With just over a week until the album officially hits retail, Gold Panda lets the entire LP go for some free pre-purchase streaming. It’s always a sign of confidence in an artist’s work when they do such a thing, and I’ve got little doubt that confidence is going to be fully justified.
11 tracks made the cut, including the previously-released Brazil and We Work Nights, and as if this full stream weren’t enough, he’s also been kind enough to throw forth a video for My Father In Hong Kong 1961 (which is of course, also on the album). The latter continues the international vibe Gold Panda seems to be aiming for with this project, and is an incredibly fascinating watch, purely for its simple yet captivating portrayal of everyday life and scenery in the region, and comes ably backed by an Eastern-inspired production of an atmospheric nature. Watch that here, and stream the album below; don’t forget to buy it next week on the 11th too.

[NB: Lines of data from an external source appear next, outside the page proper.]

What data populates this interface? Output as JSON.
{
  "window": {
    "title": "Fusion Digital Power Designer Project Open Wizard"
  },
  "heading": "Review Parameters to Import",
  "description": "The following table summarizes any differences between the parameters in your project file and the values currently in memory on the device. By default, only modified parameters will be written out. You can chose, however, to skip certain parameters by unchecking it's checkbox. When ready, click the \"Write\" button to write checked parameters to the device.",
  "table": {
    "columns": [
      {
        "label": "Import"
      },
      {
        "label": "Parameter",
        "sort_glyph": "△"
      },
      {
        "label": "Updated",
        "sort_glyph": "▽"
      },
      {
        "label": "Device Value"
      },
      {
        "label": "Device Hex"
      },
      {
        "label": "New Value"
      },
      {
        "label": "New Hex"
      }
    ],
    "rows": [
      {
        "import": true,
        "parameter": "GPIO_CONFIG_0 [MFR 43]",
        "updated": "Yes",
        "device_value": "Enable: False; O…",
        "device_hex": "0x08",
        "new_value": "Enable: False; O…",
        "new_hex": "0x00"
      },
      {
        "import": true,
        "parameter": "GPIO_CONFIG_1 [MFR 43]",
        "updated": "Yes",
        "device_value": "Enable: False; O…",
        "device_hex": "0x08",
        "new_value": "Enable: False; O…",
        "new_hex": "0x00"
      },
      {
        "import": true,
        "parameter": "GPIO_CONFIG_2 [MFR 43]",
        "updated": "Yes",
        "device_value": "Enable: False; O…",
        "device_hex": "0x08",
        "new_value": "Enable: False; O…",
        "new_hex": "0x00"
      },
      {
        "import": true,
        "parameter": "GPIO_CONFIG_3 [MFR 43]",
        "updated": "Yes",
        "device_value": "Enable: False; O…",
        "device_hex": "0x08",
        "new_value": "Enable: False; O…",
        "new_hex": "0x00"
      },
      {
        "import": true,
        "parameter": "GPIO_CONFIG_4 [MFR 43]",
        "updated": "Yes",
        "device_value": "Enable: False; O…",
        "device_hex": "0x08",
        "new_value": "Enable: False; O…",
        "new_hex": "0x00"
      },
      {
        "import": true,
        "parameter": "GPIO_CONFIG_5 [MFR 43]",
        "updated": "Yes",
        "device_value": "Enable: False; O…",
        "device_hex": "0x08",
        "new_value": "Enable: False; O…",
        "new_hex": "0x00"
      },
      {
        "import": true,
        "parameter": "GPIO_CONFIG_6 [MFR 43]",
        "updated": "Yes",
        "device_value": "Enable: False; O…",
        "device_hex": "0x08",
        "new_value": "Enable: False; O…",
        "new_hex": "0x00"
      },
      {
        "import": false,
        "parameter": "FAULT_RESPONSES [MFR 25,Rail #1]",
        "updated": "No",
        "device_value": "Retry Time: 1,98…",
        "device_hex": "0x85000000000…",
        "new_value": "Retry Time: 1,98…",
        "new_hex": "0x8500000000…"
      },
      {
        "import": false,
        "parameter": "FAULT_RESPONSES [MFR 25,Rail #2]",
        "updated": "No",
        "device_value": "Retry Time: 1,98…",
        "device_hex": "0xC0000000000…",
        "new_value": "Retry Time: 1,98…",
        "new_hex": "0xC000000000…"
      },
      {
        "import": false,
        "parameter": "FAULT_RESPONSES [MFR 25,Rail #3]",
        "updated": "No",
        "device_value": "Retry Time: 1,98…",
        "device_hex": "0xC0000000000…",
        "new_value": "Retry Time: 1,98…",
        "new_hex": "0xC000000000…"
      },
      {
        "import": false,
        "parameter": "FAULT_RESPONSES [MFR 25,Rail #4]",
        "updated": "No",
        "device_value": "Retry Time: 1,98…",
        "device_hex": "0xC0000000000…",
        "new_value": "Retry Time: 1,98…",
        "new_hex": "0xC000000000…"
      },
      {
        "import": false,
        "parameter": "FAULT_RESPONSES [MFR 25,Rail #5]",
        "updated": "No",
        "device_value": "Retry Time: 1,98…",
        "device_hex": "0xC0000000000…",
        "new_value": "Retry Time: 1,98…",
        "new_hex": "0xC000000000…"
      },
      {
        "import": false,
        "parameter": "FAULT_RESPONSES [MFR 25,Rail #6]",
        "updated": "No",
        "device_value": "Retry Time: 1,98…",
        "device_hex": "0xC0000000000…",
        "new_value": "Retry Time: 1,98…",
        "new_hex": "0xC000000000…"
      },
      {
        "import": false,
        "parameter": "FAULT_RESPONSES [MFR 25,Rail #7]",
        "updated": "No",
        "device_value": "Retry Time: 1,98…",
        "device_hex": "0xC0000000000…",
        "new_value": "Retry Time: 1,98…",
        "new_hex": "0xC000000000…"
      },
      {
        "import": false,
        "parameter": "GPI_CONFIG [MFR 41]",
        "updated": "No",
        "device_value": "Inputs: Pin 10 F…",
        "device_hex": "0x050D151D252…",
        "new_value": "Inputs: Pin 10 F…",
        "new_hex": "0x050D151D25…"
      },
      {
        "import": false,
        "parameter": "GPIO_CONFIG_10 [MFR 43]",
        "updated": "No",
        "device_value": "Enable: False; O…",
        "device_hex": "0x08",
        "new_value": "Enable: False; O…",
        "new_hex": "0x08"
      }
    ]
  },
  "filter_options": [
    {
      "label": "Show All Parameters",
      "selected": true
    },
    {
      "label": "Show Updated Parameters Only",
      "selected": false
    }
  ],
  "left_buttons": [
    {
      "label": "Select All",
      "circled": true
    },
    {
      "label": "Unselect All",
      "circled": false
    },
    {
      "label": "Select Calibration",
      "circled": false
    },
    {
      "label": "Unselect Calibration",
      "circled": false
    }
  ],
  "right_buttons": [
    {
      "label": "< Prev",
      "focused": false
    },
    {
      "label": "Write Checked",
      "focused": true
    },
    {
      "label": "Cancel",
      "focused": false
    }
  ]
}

We loved Say Lou Lou’s original but thought there was still room for a really upbeat version with our progressive indie flare (we hate the word flare). So we got the stems, and wanted to create something that really screams ‘let me in I want to fucking dance, but I also brought my own beer.’

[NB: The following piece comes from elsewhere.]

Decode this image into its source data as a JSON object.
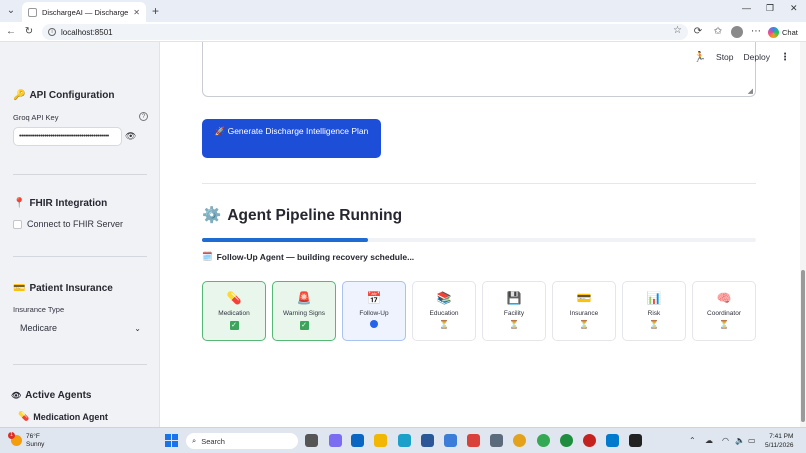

Though I’m not familiar with the original, I’m going to safely assume this remix surely does justice to it as it’s a great slice of upbeat electro-pop. There’s no complication really; buzzing synths, head-nodding percussion and relatively calm verses that build to an energetic hook. Throw in the soft bursts of vocal on the hook, and this is well-rounded, textbook dancefloor music that’ll make for a good addition to any summer or club playlist.
Rose Quartz is definitely one of my favourite tracks from Toro’s excellent Anything In Return album (add Harm In Change and Say That to the list), and whilst remix is probably putting it mildly here, it’s good to see that piece get refreshed here.

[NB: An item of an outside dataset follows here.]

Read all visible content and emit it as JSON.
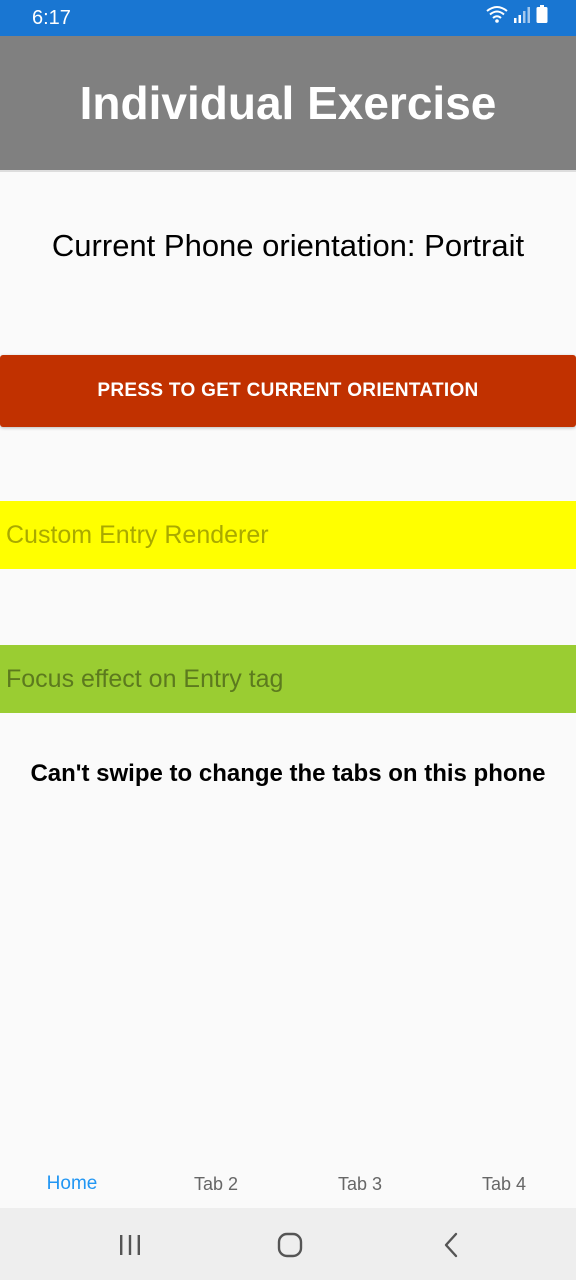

This remix essentially reworks the entire track, taking its laidback, progressive nature and filtering it through an electro style that’s experimental and atmospheric in equal measure. There’s a ton of echo throughout, with the percussion reverberating heavily throughout this to create a sense of space and desolation, whilst the crisp drum hits add a slight edge in with that spaced-out vibe. It’s then built on with intermittent melodies, from short vocal samples from the original to distorted keys, and the end result is one that’s a relatively mellow listen, but with a dynamic, unpredicatable edge. Fundamentally, it bears very little resemblance to the original, and hence those looking for a slight tweak on that will be disappointed, but as an independent track its slightly dark, sombre nature makes it worth adding to a winter playlist.
Next month is not one to miss in music, it seems. Gold Panda’s Half of Where You Live lands on 10th June, and ahead of that release he lets another single go, and it’s another with plenty of international influence.
This one packs in a huge range of layers in the production, from sharp, piercing mandolin through to the pillowy percussion, and not forgetting the atmospheric synths that lie between them. There’s plenty more, and it’s a typically-detailed effort from Gold Panda that doesn’t merely throw them all in a heap, but rather lays them out intricately into a piece that moves very organically; there are one or two brief periods of downtime that serve as nice recovery points, swallowing up the lively, vibrant production that precedes them before it becomes overbearing, and gently bringing the listener back around to another dose of the high-pitched melodies. Aside from those brief turns, the more energetic aspects of the production evolve well throughout the track, with the first half centred more around the thick percussion and guitar strums, before the mandolin enters the fray to really command the second half of the piece. It’s a great release from Gold Panda, and makes for a strong sign ahead of the album release in a couple of weeks.